by clicking the arrows at the side of the page, or by using the toolbar.
by clicking anywhere on the page.
by dragging the page around when zoomed in.
by clicking anywhere on the page when zoomed in.
web sites or send emails by clicking on hyperlinks.
Email this page to a friend
Search this issue
Index - jump to page or section
Archive - view past issues
Australian Journal of Pharmacy : March 2005

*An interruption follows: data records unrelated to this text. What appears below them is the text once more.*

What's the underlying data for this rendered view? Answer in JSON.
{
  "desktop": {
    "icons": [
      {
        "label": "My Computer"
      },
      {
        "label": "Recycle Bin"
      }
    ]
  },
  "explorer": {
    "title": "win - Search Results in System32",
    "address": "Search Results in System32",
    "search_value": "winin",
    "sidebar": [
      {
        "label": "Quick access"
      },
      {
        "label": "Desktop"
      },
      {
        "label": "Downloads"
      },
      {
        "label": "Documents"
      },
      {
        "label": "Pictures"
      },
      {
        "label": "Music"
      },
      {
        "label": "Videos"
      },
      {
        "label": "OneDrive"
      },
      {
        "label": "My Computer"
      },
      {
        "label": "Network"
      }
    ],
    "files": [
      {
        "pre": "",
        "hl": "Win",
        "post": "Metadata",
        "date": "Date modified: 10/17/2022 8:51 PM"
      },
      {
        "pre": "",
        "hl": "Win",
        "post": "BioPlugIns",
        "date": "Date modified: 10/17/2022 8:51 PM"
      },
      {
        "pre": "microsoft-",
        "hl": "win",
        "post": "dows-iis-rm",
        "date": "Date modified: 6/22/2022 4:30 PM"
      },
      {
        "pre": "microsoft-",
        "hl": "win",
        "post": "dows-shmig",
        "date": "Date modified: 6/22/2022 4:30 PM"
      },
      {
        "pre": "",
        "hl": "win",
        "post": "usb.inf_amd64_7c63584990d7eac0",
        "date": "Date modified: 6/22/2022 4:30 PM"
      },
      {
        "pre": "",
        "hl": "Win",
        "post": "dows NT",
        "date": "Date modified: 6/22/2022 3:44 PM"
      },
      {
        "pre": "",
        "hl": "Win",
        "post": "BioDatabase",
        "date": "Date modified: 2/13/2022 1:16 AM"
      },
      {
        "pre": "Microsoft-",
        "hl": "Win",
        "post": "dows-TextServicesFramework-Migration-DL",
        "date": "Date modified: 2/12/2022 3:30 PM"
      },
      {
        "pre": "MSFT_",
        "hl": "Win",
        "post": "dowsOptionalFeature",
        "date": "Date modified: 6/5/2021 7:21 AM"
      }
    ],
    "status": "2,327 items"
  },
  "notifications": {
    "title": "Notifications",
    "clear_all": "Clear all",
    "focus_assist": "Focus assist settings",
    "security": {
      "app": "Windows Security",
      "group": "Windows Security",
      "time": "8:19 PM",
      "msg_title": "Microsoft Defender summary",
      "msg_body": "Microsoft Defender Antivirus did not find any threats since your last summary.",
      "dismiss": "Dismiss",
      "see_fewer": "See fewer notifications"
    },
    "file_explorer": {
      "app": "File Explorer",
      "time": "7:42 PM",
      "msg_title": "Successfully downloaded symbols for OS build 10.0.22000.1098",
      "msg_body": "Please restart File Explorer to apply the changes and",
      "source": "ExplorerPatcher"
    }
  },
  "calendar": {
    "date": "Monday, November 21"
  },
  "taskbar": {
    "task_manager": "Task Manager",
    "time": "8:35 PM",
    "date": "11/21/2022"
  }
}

ical outcome measures, (for example blood glucose, total cholesterol, INR, monitoring blood pressure, body weight and body mass index). • The pharmacist could also remind patients of the importance of regular reviews for side-effect monitoring (for example serum electrolytes and creati- nine, amiodarone toxicity such as thy- roid function tests, heart rate and rhythm assessments and the presence of diabetic complications, for example, eye and feet examinations).71 • Ensuring the quality and evidence- based use of medications including use of lipid-lowering drugs, aspirin, beta- blockers and ACE inhibitors when appropriate. • Collaborative drug therapy manage- ment by pharmacists working in the context of a pre-defined protocol enable selected prescribing, monitoring and dose adjusting strategies.72,73 • Using evidence-based recommenda- tions and screening tools, the pharma- cist can identify individuals at high risk of thromboembolism and assist in the selection of appropriate prophylactic antithrombotic therapy and provision of continuity of care. • The development of informatics has already and will continue to change the management of patients in primary healthcare, thus expanding the future role of community pharmacists. Summary Various strategies used to reduce burden of CVD have included implementation of health promotion units, development of cardiac rehabilitation programs sup- ported by nursing and allied health pro- fessionals, use of multidisciplinary teams in home-based programs, and develop- ment of specialist clinics and home-based programs. These programs have not always involved pharmacists. It is clear that there is significant poten- tial for pharmacists to contribute to opti- mal treatment of CVD by taking an active role in DSM programs and thereby sup- porting consumers and other health prac- titioners, particularly the GP. ¦ THE AUSTRALIAN JOURNAL OF PHARMACY VOL.86 MARCH 2005 ? 169 CPE POINTS Articles in Pharmacy Practice Foundation Research offer readers who are members of the Australian College of Pharmacy Practice and Management the opportunity to take the following test and gain half (0.5) a CPE credit point. Answers should be submitted by the 25th of the month following the month of issue. Mark the correct statements.There is only one correct statement per question. Answers with your name and address should be forwarded to: ACPP, PO BOX 7007, CANBERRA BC ACT 2610 or fax: (02) 6273 8988 or submit postage-free online through the Online CPE tab on the ACPP website: http://www.acpp.edu.au (Choose ‘Australian Journal of Pharmacy’) 1. Two risk factors for cardiovascular disease are: (a) tobacco smoking and low alcohol intake. (b) high cholesterol levels and hypotension. (c) hypertension and physical inactivity. (d) diabetes and low cholesterol levels. 2. Issues regarding the epidemiology of cardiovascular disease include: (a) A quarter of the population with impaired glucose tolerance or diabetes have not been diagnosed. (b) The prevalence of heart failure is decreasing. (c) Atrial fibrillation affects >10 per cent of the population over 35 years of age. (d) There are on average at least 100 heart failure patients per pharmacy. 3. Consultations with consumers regarding medications have found that: (a) consumers don’t mind how much medications cost. (b) consumers want doctors to completely manage their care. (c) consumers only want complementary and alternative medication advice from their pharmacists. (d) consumers wish for timely and independent advice. 4. Issues related to poor medication use in cardiovascular diseases include: (a) low uptake of diuretics in heart failure. (b) poor long term adherence rates with statins. (c) poor cardiologists’ knowledge regarding role of medications. (d) high warfarin use in atrial fibrillation. 5. Roles for community pharmacists in the management of cardiovascular conditions could include: (a) performing echocardiographs. (b) monitoring patient adherence to medications and lifestyle measures. (c) performing venepuncture. (d) diagnosing heart failure.